- _Problem to work on_
Copy the following data exactly and drop the pictures.

(Web page and app entries)
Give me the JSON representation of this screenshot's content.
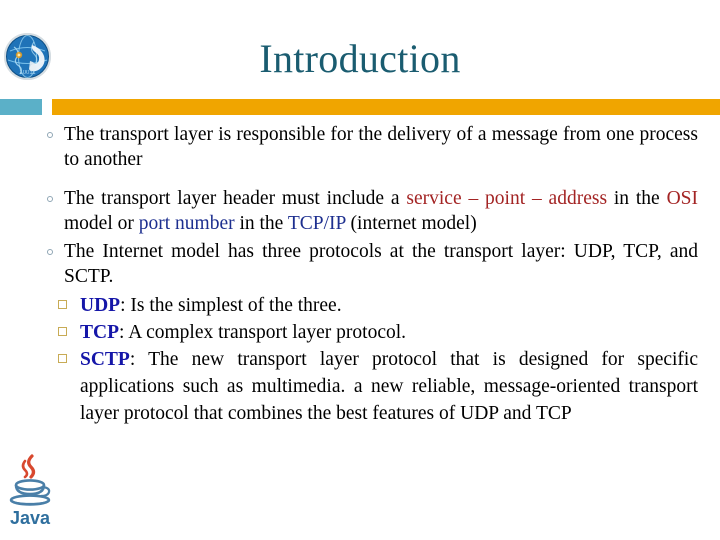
{
  "slide": {
    "title": "Introduction",
    "title_color": "#1a5c70",
    "band": {
      "teal_color": "#5bb0c8",
      "orange_color": "#f0a500"
    },
    "logos": {
      "header_logo": "globe-network-icon",
      "footer_logo": "java-logo",
      "java_wordmark": "Java"
    },
    "colors": {
      "red_highlight": "#a32424",
      "blue_highlight": "#1d2f8f",
      "protocol_key": "#1516a8",
      "body_text": "#000000",
      "circle_marker": "#8fa6b4",
      "square_marker": "#c8ab55"
    },
    "bullets": [
      {
        "level": 1,
        "marker": "circle",
        "segments": [
          {
            "text": "The transport layer is responsible for the delivery of a message from one process to another",
            "style": "plain"
          }
        ]
      },
      {
        "level": 1,
        "marker": "circle",
        "segments": [
          {
            "text": "The transport layer header must include a ",
            "style": "plain"
          },
          {
            "text": "service – point – address",
            "style": "red"
          },
          {
            "text": " in the ",
            "style": "plain"
          },
          {
            "text": "OSI",
            "style": "red"
          },
          {
            "text": " model or ",
            "style": "plain"
          },
          {
            "text": "port number",
            "style": "blue"
          },
          {
            "text": " in the ",
            "style": "plain"
          },
          {
            "text": "TCP/IP",
            "style": "blue"
          },
          {
            "text": " (internet model)",
            "style": "plain"
          }
        ]
      },
      {
        "level": 1,
        "marker": "circle",
        "segments": [
          {
            "text": "The Internet model has three protocols at the transport layer: UDP, TCP, and SCTP.",
            "style": "plain"
          }
        ]
      },
      {
        "level": 2,
        "marker": "square",
        "segments": [
          {
            "text": "UDP",
            "style": "key"
          },
          {
            "text": ": Is the simplest of the three.",
            "style": "plain"
          }
        ]
      },
      {
        "level": 2,
        "marker": "square",
        "segments": [
          {
            "text": "TCP",
            "style": "key"
          },
          {
            "text": ": A complex transport layer protocol.",
            "style": "plain"
          }
        ]
      },
      {
        "level": 2,
        "marker": "square",
        "segments": [
          {
            "text": "SCTP",
            "style": "key"
          },
          {
            "text": ": The new transport layer protocol that is designed for specific applications such as multimedia. a new reliable, message-oriented transport layer protocol that combines the best features of UDP and TCP",
            "style": "plain"
          }
        ]
      }
    ]
  }
}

- _Exercise solution_
Give me the JSON representation of this screenshot's content.
{
  "slide": {
    "title": "Introduction",
    "title_color": "#1a5c70",
    "band": {
      "teal_color": "#5bb0c8",
      "orange_color": "#f0a500"
    },
    "logos": {
      "header_logo": "globe-network-icon",
      "footer_logo": "java-logo",
      "java_wordmark": "Java"
    },
    "colors": {
      "red_highlight": "#a32424",
      "blue_highlight": "#1d2f8f",
      "protocol_key": "#1516a8",
      "body_text": "#000000",
      "circle_marker": "#8fa6b4",
      "square_marker": "#c8ab55"
    },
    "bullets": [
      {
        "level": 1,
        "marker": "circle",
        "segments": [
          {
            "text": "The transport layer is responsible for the delivery of a message from one process to another",
            "style": "plain"
          }
        ]
      },
      {
        "level": 1,
        "marker": "circle",
        "segments": [
          {
            "text": "The transport layer header must include a ",
            "style": "plain"
          },
          {
            "text": "service – point – address",
            "style": "red"
          },
          {
            "text": " in the ",
            "style": "plain"
          },
          {
            "text": "OSI",
            "style": "red"
          },
          {
            "text": " model or ",
            "style": "plain"
          },
          {
            "text": "port number",
            "style": "blue"
          },
          {
            "text": " in the ",
            "style": "plain"
          },
          {
            "text": "TCP/IP",
            "style": "blue"
          },
          {
            "text": " (internet model)",
            "style": "plain"
          }
        ]
      },
      {
        "level": 1,
        "marker": "circle",
        "segments": [
          {
            "text": "The Internet model has three protocols at the transport layer: UDP, TCP, and SCTP.",
            "style": "plain"
          }
        ]
      },
      {
        "level": 2,
        "marker": "square",
        "segments": [
          {
            "text": "UDP",
            "style": "key"
          },
          {
            "text": ": Is the simplest of the three.",
            "style": "plain"
          }
        ]
      },
      {
        "level": 2,
        "marker": "square",
        "segments": [
          {
            "text": "TCP",
            "style": "key"
          },
          {
            "text": ": A complex transport layer protocol.",
            "style": "plain"
          }
        ]
      },
      {
        "level": 2,
        "marker": "square",
        "segments": [
          {
            "text": "SCTP",
            "style": "key"
          },
          {
            "text": ": The new transport layer protocol that is designed for specific applications such as multimedia. a new reliable, message-oriented transport layer protocol that combines the best features of UDP and TCP",
            "style": "plain"
          }
        ]
      }
    ]
  }
}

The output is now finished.